In the wake of this report, Equalities Ministers have reassured me PHE has been commissioned to carry out further work to better understand the key drivers of the disparities identified in the initial report and the relationships between the different risk factors. The Race Disparity Unit will be closely involved in this work, but if we are to get to the heart of this racial inequality, a number of government departments will need to be involved. This report is a welcomed first step, but it has not gone far enough. I will continue to follow this issue extremely closely and to press ministerial colleagues to keep up the fight against health inequalities.
During the last 8 months, as a society we have seen true kindness and generosity to those in need from strangers as well as neighbours, regardless of creed or colour. We have huge challenges ahead, but we can overcome if we work together in friendship to make the United Kingdom the best country it can be.
There are some fantastic national and local initiatives out there with great people involved in them. There are also well-established mechanisms in place in Whitehall and the police to address racially motivated discrimination, improve policing and stamping out racist bullying in schools, some of these flowing from a Hate Crime Action Plan (which you can read more about here: www.gov.uk/government/publications/hate-crime-action-plan-2016).
There is also this excellent audit undertaken by the previous Prime Minister and its very welcome to shine a light on this matter https://www.gov.uk/government/publications/race-disparity-audit. I met with Ministers from the Government Equalities Office earlier this week to raise this matter: levelling up opportunities and wider youth opportunities for all.

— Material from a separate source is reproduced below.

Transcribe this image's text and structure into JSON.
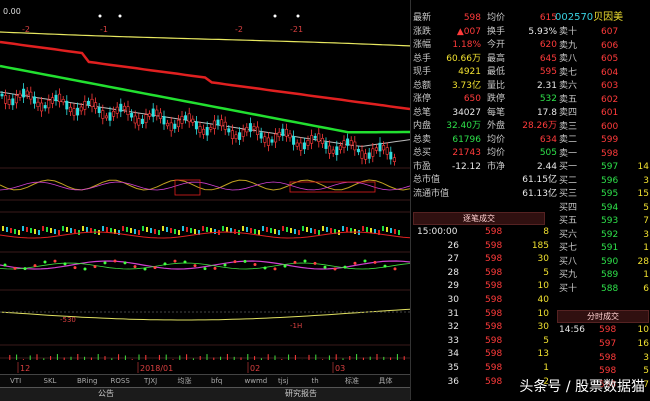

At this time, we must not only draw on these resources, but also examine whether they are enough. I am assured ministers are aware of the strength of feeling on this issue across all areas of our society, including education, sport, employment opportunities, policing and much, much more. I am appalled by the racism experienced by those in the BAME community and I will continue to support efforts made to end racism.